To complete this task, print all the data below exactly but leave out the images.
:: Working data
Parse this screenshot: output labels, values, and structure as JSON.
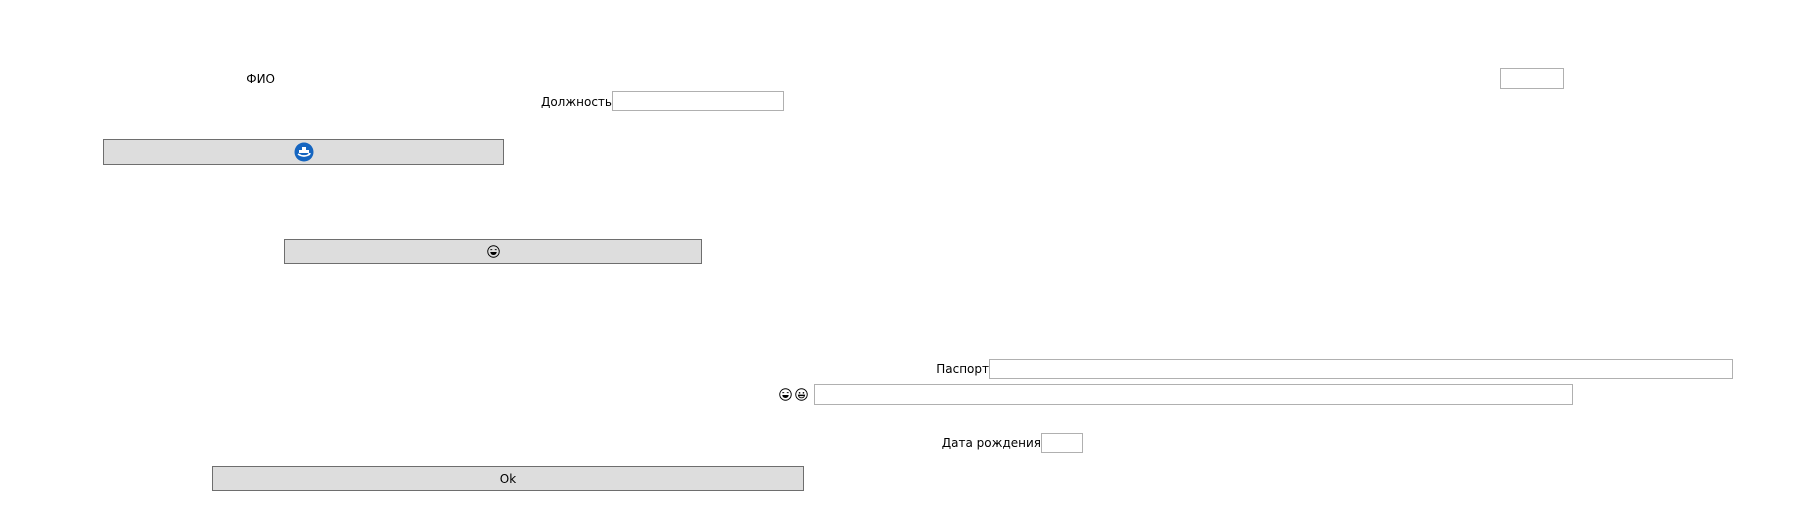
{
  "fields": {
    "fio_label": "ФИО",
    "fio_value": "",
    "position_label": "Должность",
    "position_value": "",
    "passport_label": "Паспорт",
    "passport_value": "",
    "emoji_field_value": "",
    "birthdate_label": "Дата рождения",
    "birthdate_value": ""
  },
  "buttons": {
    "ok_label": "Ok",
    "icon_button_1_icon": "ship-badge-icon",
    "icon_button_2_icon": "laughing-face-icon"
  },
  "emoji_label_icons": [
    "laughing-face-icon",
    "grinning-face-icon"
  ],
  "colors": {
    "button_bg": "#dddddd",
    "button_border": "#6e6e6e",
    "field_border": "#b0b0b0",
    "icon_blue": "#1565c0"
  }
}
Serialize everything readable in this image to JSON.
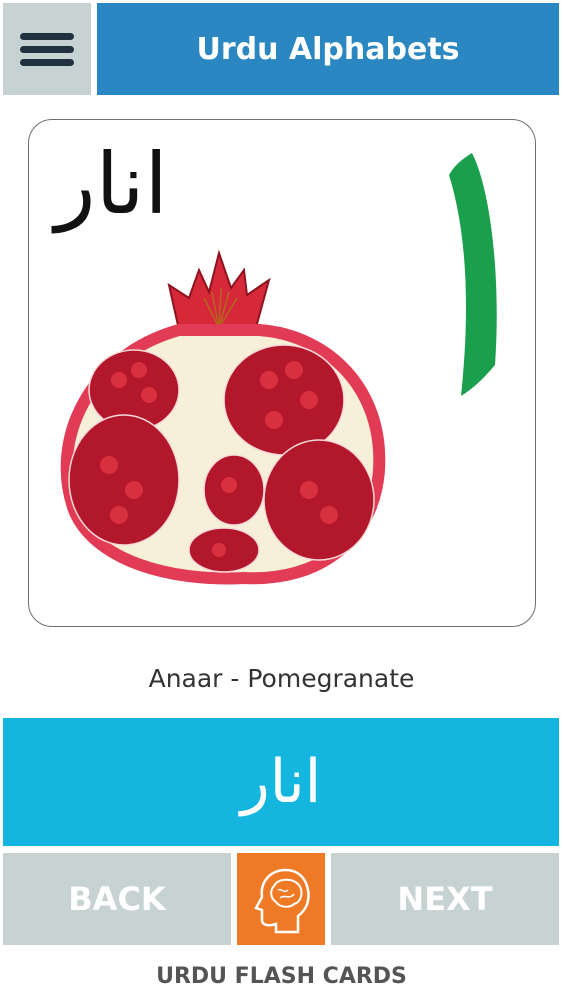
{
  "header": {
    "title": "Urdu Alphabets",
    "menu_icon": "hamburger-menu-icon"
  },
  "card": {
    "urdu_word": "انار",
    "letter": "ا",
    "image": "pomegranate-illustration"
  },
  "caption": "Anaar - Pomegranate",
  "word_banner": {
    "text": "انار"
  },
  "nav": {
    "back_label": "BACK",
    "next_label": "NEXT",
    "center_icon": "brain-head-icon"
  },
  "footer": "URDU FLASH CARDS",
  "colors": {
    "header_blue": "#2a87c2",
    "banner_cyan": "#14b6e0",
    "button_gray": "#c7d2d3",
    "accent_orange": "#ef7a26",
    "letter_green": "#1aa04c"
  }
}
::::
# [Answer space]
Parse this screenshot: output labels, values, and structure as JSON.
{
  "fields": {
    "fio_label": "ФИО",
    "fio_value": "",
    "position_label": "Должность",
    "position_value": "",
    "passport_label": "Паспорт",
    "passport_value": "",
    "emoji_field_value": "",
    "birthdate_label": "Дата рождения",
    "birthdate_value": ""
  },
  "buttons": {
    "ok_label": "Ok",
    "icon_button_1_icon": "ship-badge-icon",
    "icon_button_2_icon": "laughing-face-icon"
  },
  "emoji_label_icons": [
    "laughing-face-icon",
    "grinning-face-icon"
  ],
  "colors": {
    "button_bg": "#dddddd",
    "button_border": "#6e6e6e",
    "field_border": "#b0b0b0",
    "icon_blue": "#1565c0"
  }
}
Serialize everything readable in this image to JSON.
{
  "header": {
    "title": "Urdu Alphabets",
    "menu_icon": "hamburger-menu-icon"
  },
  "card": {
    "urdu_word": "انار",
    "letter": "ا",
    "image": "pomegranate-illustration"
  },
  "caption": "Anaar - Pomegranate",
  "word_banner": {
    "text": "انار"
  },
  "nav": {
    "back_label": "BACK",
    "next_label": "NEXT",
    "center_icon": "brain-head-icon"
  },
  "footer": "URDU FLASH CARDS",
  "colors": {
    "header_blue": "#2a87c2",
    "banner_cyan": "#14b6e0",
    "button_gray": "#c7d2d3",
    "accent_orange": "#ef7a26",
    "letter_green": "#1aa04c"
  }
}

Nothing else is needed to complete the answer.